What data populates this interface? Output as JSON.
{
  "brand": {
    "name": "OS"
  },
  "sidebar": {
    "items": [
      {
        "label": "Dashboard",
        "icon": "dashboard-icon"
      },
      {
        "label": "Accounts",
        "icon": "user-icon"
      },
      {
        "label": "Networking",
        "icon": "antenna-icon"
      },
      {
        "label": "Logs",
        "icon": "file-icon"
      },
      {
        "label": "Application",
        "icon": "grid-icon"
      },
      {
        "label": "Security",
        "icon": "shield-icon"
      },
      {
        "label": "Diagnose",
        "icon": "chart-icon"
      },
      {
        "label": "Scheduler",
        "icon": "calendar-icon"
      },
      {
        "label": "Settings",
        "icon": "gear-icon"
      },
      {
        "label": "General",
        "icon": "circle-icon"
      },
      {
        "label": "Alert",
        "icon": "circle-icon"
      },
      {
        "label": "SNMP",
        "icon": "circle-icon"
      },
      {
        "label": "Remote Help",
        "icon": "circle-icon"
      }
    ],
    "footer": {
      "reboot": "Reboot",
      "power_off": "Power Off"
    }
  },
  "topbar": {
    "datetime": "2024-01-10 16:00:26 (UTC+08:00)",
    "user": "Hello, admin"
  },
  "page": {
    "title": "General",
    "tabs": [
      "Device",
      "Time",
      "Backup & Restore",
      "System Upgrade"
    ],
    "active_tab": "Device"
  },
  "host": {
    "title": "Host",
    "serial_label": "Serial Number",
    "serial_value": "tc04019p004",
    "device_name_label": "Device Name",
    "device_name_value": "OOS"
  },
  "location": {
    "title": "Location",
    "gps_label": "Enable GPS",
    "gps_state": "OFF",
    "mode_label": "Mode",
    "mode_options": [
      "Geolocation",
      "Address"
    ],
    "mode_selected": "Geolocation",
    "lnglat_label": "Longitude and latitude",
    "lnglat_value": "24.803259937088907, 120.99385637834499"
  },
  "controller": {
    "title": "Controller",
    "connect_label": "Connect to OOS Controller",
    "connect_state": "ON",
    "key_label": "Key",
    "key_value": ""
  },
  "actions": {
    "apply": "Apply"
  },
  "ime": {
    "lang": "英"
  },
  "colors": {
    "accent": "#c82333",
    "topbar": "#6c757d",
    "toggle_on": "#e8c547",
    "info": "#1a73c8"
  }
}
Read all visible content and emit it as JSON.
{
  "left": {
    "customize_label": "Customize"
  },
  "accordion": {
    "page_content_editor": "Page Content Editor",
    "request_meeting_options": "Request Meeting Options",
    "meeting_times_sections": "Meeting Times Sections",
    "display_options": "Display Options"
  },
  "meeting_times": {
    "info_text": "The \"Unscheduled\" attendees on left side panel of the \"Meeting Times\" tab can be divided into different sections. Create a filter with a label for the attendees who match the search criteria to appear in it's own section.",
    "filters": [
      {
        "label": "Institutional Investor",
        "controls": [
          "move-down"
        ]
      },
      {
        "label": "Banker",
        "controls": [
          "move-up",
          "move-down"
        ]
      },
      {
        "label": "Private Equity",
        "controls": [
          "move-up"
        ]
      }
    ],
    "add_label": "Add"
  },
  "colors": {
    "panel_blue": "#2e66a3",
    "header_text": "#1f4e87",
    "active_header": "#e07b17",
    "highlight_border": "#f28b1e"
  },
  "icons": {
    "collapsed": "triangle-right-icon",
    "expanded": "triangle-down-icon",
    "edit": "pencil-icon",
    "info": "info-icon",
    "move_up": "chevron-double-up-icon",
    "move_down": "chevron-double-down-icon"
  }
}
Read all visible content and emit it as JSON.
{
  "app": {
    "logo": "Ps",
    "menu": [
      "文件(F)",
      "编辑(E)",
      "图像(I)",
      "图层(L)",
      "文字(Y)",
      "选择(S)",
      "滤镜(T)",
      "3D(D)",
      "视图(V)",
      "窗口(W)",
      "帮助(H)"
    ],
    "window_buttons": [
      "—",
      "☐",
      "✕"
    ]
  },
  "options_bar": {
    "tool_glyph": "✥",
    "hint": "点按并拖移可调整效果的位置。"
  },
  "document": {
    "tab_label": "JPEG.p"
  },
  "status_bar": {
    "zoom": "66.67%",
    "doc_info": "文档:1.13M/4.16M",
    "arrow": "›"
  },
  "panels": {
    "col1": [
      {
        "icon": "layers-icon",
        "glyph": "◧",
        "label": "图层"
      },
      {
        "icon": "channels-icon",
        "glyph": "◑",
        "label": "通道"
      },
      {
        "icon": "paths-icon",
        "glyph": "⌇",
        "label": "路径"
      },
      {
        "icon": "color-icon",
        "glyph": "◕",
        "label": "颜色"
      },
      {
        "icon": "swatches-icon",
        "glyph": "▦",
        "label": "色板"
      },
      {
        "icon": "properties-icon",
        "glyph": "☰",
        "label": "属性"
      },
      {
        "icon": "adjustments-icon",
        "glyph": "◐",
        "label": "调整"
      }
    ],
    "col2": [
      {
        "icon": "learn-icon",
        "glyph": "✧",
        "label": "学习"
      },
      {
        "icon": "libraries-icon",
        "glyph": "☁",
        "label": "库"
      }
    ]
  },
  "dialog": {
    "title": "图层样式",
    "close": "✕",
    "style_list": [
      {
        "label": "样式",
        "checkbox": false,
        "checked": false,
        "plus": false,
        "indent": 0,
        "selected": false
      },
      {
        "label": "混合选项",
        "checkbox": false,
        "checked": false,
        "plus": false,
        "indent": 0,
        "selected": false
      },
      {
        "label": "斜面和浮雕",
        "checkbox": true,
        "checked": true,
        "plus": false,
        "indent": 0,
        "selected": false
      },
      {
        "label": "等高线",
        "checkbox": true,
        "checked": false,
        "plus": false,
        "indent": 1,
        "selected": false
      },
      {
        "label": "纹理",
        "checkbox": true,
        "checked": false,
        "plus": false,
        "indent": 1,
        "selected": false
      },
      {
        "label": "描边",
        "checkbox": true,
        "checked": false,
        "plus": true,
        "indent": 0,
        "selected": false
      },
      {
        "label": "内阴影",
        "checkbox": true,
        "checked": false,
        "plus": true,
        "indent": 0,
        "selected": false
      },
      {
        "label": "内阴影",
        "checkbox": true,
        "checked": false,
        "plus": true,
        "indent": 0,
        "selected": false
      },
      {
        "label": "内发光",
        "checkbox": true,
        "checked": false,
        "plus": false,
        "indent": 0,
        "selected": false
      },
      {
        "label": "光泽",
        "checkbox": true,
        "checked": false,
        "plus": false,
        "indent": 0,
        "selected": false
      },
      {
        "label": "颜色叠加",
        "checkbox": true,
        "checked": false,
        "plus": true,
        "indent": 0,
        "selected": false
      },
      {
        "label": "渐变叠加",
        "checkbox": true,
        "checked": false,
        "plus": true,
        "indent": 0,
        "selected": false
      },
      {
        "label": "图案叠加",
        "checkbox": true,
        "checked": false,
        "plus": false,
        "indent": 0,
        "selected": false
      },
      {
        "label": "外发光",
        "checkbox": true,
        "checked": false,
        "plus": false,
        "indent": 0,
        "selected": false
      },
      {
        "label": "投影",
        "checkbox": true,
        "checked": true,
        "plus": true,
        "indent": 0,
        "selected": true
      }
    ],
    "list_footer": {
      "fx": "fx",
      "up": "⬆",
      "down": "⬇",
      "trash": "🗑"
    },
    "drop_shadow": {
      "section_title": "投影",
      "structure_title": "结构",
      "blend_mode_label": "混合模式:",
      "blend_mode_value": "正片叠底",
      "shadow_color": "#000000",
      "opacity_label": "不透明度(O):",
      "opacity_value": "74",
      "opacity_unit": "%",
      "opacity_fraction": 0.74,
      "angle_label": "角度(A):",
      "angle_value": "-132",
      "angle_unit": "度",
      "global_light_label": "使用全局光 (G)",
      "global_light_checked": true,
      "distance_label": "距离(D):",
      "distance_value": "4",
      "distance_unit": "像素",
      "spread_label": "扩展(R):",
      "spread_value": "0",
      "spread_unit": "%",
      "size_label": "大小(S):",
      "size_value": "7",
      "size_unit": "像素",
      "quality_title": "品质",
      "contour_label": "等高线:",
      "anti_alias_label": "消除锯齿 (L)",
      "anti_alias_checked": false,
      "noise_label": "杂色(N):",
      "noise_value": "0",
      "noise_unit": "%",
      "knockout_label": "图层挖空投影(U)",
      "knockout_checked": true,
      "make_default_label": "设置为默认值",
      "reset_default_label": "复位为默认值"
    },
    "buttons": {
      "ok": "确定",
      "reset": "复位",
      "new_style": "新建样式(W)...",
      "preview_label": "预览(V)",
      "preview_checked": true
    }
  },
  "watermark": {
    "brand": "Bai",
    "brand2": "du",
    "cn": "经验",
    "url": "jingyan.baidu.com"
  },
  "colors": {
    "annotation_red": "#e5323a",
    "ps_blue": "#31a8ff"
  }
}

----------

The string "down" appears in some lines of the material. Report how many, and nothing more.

WRITTEN SOLUTION:
5